While inflation, ongoing concern over supply chains and empty shelves caused a slight decline in optimism, consumer confidence was +3 on the index as sentiment remained positive, with more respondents thinking they would be better off in the next 12 months than worse off.
Sentiment is now at the same level recorded in December 2019, the last survey before the pandemic. PwC said that while it’s at the lowest level seen in 2021, confidence was still higher than at any point between the 2016-19 period following the EU referendum.
In June, every demographic group and region was net positive for the first time ever. Now, sentiment is in decline in almost every age category, region, and demographic. PwC said that many of these were slight declines, but it’s been “enough to push several groups into negative territory”.

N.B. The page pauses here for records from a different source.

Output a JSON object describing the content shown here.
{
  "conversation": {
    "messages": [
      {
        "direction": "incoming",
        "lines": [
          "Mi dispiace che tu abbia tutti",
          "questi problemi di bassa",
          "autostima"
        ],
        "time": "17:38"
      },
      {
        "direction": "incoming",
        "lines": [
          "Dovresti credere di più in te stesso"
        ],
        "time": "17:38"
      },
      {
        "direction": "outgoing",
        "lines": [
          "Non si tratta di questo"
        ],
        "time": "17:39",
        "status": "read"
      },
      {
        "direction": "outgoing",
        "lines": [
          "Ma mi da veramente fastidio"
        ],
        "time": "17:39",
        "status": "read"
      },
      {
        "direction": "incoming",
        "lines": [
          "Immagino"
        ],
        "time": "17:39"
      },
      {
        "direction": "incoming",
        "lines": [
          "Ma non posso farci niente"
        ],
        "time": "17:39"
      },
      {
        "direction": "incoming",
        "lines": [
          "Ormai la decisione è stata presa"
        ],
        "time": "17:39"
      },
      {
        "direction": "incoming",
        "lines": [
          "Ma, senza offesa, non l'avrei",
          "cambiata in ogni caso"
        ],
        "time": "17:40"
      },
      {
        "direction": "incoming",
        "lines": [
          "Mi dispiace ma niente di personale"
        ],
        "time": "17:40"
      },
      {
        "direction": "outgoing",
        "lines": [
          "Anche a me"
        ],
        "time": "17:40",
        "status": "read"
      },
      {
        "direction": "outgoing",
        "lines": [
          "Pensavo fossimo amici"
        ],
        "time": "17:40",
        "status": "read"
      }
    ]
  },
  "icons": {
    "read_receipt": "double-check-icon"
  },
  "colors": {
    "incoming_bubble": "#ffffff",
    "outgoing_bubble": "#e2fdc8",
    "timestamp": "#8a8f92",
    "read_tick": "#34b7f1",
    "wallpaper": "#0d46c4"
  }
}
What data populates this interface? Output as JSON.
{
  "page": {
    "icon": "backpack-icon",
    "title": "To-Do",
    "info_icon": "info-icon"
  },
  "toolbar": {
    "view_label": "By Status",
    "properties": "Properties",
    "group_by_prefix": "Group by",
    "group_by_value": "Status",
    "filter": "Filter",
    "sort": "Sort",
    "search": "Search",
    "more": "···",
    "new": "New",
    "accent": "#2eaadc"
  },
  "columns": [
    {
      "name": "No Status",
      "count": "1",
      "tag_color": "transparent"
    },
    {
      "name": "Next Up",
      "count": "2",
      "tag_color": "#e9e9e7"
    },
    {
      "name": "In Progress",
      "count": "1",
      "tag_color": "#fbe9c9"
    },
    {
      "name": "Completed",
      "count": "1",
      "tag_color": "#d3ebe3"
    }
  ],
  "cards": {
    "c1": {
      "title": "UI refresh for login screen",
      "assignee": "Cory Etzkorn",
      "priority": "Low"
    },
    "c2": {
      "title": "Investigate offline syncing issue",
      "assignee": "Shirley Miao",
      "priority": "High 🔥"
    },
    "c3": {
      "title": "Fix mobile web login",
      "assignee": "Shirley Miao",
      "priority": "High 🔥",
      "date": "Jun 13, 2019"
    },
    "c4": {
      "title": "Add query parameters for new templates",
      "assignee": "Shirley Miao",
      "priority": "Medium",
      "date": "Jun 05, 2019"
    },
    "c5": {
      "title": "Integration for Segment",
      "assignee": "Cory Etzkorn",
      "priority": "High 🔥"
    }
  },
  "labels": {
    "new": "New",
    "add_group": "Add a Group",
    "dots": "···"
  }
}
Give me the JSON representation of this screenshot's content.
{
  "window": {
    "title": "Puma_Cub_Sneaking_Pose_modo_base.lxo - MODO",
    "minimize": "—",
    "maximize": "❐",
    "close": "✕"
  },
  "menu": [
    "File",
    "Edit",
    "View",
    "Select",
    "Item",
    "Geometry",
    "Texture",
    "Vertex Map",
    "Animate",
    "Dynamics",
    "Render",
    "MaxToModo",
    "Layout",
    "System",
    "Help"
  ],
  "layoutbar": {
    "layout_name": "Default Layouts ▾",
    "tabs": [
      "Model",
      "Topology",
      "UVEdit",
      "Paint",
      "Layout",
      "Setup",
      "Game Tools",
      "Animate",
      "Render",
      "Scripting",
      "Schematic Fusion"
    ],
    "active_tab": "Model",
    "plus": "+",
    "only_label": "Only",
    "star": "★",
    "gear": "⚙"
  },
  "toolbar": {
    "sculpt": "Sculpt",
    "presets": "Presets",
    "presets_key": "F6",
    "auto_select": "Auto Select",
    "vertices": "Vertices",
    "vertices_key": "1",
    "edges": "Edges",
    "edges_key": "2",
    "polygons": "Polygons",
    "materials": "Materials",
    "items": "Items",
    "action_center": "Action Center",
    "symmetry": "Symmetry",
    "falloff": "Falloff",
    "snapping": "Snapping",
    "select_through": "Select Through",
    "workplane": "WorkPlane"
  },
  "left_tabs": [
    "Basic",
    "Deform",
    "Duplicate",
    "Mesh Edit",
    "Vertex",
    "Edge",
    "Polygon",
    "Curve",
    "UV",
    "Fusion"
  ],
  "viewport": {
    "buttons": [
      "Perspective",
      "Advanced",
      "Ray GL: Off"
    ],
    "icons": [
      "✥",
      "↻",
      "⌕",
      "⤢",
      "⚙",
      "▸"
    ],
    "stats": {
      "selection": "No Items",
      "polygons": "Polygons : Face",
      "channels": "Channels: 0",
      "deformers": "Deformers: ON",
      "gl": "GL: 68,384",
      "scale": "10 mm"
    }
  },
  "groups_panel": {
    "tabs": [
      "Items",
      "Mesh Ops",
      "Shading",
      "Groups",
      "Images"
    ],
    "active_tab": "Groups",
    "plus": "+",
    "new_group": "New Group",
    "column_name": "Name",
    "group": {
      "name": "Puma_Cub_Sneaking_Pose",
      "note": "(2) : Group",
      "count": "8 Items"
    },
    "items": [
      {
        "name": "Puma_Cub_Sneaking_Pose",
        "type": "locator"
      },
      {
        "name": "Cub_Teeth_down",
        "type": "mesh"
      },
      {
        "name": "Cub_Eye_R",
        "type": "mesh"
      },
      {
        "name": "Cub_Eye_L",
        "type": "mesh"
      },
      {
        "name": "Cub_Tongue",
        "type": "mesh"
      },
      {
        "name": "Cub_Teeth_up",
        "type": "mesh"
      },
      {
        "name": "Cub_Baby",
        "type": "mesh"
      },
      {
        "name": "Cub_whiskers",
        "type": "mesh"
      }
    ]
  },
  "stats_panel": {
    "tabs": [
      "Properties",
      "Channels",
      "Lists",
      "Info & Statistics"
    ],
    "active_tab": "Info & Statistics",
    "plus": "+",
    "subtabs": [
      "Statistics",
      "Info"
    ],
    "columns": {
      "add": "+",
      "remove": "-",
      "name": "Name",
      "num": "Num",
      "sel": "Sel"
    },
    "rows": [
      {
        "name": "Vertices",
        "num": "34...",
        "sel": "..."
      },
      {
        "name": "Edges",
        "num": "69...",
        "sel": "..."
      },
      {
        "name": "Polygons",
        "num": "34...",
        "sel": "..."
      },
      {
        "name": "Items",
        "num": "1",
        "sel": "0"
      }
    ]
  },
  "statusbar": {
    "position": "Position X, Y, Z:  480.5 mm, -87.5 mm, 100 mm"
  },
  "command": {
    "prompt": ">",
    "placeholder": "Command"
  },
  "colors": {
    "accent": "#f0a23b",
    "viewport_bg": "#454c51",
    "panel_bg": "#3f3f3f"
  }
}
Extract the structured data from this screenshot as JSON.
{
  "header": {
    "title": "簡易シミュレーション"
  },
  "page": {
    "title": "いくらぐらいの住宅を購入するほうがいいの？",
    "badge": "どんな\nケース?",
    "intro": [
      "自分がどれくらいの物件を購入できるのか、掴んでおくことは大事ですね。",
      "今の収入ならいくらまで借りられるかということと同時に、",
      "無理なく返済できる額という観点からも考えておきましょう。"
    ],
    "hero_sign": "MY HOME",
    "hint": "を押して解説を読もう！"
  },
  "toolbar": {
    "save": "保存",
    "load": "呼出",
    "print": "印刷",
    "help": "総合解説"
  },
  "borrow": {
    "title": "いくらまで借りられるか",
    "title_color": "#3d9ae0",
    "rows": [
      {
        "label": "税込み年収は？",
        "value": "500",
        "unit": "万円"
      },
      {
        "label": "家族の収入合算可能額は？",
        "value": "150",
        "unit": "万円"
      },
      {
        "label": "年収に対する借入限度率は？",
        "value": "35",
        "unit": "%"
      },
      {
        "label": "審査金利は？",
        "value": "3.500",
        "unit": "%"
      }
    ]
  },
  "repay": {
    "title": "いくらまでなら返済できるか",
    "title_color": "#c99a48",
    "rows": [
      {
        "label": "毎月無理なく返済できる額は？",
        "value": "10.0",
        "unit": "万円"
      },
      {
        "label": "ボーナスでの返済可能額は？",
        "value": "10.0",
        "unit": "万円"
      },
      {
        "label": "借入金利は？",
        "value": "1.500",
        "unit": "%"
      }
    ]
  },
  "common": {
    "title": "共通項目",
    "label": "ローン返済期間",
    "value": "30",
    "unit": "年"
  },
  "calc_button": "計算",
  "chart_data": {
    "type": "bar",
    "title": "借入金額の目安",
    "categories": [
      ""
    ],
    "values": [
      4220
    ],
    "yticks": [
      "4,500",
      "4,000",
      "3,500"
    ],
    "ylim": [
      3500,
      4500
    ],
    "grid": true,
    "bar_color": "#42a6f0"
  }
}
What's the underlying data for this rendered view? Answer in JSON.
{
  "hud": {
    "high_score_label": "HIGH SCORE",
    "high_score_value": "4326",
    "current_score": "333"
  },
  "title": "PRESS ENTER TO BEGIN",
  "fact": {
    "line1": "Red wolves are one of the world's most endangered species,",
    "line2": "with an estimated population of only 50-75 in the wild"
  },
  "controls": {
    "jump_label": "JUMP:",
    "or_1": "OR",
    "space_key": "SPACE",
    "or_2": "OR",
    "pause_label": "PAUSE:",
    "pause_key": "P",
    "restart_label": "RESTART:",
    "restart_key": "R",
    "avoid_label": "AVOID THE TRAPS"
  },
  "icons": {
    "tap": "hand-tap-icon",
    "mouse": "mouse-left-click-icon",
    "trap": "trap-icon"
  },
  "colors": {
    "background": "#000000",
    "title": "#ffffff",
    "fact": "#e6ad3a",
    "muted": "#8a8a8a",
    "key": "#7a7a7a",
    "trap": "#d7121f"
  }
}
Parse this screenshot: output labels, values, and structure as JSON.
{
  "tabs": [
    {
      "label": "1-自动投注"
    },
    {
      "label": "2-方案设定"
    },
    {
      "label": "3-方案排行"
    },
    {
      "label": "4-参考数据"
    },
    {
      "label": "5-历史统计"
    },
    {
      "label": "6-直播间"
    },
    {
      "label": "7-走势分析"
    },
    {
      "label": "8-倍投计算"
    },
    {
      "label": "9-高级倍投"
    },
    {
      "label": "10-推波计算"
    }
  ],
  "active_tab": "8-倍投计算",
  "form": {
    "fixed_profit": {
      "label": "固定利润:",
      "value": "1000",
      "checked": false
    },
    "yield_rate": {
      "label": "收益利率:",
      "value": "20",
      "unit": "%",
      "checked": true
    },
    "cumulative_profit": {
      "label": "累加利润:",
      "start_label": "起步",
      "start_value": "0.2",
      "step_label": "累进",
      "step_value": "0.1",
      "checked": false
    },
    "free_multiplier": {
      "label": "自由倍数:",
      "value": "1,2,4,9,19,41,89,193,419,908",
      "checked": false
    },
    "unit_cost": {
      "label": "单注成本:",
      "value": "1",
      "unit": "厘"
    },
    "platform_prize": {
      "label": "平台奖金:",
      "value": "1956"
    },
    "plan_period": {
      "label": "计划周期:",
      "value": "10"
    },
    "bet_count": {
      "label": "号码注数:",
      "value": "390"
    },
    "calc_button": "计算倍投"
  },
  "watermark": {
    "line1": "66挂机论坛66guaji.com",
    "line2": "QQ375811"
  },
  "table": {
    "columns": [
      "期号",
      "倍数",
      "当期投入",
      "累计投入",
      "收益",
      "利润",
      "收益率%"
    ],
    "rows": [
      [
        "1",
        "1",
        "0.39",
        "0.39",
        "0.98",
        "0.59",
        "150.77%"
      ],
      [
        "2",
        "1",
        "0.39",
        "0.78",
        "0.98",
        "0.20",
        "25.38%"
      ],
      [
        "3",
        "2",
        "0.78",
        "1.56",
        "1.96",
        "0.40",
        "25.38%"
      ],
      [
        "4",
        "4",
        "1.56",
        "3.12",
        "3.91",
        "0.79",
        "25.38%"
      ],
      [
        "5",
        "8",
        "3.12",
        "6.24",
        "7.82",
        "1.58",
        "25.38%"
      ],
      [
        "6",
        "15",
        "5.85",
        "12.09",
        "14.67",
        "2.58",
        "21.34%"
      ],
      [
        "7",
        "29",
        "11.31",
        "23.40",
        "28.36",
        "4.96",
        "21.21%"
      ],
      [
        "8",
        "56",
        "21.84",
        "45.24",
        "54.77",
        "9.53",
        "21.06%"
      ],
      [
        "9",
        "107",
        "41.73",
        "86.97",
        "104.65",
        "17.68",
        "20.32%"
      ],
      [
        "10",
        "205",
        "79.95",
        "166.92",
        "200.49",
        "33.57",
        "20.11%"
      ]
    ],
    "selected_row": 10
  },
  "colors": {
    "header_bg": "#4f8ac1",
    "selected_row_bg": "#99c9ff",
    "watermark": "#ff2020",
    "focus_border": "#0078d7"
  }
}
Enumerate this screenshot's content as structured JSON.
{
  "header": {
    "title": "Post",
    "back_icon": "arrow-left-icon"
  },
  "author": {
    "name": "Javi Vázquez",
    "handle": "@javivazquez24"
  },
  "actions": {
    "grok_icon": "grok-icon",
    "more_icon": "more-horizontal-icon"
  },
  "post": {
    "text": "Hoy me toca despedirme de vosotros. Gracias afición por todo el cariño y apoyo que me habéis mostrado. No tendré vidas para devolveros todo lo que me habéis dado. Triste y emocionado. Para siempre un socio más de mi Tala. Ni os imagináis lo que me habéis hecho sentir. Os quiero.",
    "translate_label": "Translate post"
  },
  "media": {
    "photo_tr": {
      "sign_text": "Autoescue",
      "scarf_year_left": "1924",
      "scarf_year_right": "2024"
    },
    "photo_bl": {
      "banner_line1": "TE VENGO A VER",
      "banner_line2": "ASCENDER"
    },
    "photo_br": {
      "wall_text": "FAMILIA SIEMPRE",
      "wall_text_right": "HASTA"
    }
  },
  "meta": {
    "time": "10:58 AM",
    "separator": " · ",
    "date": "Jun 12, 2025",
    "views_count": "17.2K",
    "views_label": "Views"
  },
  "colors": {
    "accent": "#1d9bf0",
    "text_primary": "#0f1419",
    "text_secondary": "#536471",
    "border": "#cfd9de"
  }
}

Sentiment amongst older age groups declined “most significantly”, with all the over 45s in negative numbers, and 55 – 64s now the least optimistic group at -11 net. Under 45s remained largely positive however, with 25-34 year olds being the only demographic group to have maintained sentiment.
Whilst under 25s are still the most optimistic age group, sentiment has reportedly fallen fastest among them, amid the end of furlough and fewer job opportunities for graduates.
Around half of those surveyed experienced either grocery price inflation or utility/petrol price inflation, and a similar number expect inflation to continue over the coming months. PwC noted its survey was conducted before the failure of several large utility companies and current petrol shortages, so this figure would likely be even higher if the survey was taken now.
In addition, the majority of respondents witnessed empty shelves at supermarkets, and indicated that they are only expecting out-of-stocks to get worse as Christmas approaches.
Lisa Hooker, consumer markets lead at PwC, said: “It’s little surprise that consumer sentiment has not maintained the record levels we saw earlier in the year. But with confidence stronger than last year – and for most of the post-referendum period – it’s not all bad news.
“But the general positivity must come with a warning. The inflationary factors that have triggered the decline in sentiment are unlikely to ease in the short term, particularly for grocery, utilities and petrol. Combined with the current problems facing those industries in relation to supply, we’re beginning to see it affecting consumers’ day-to-day lives and, in turn, sentiment and demand.”
She added: “For both retail and leisure sectors, the timing couldn’t be worse. After the disappointment of last year, retailers and hospitality operators desperately need a strong run up to Christmas. Even without lockdowns, they will need to convince consumers to part with savings to have any hope of recovering to pre-pandemic levels.
“For many, the coming weeks will be make or break: can the driver shortages be addressed and supply chain pressures eased? When will the crisis at the petrol pumps be resolved? And will higher energy prices cause more widespread inflationary pressures and a reluctance from consumers to spend?”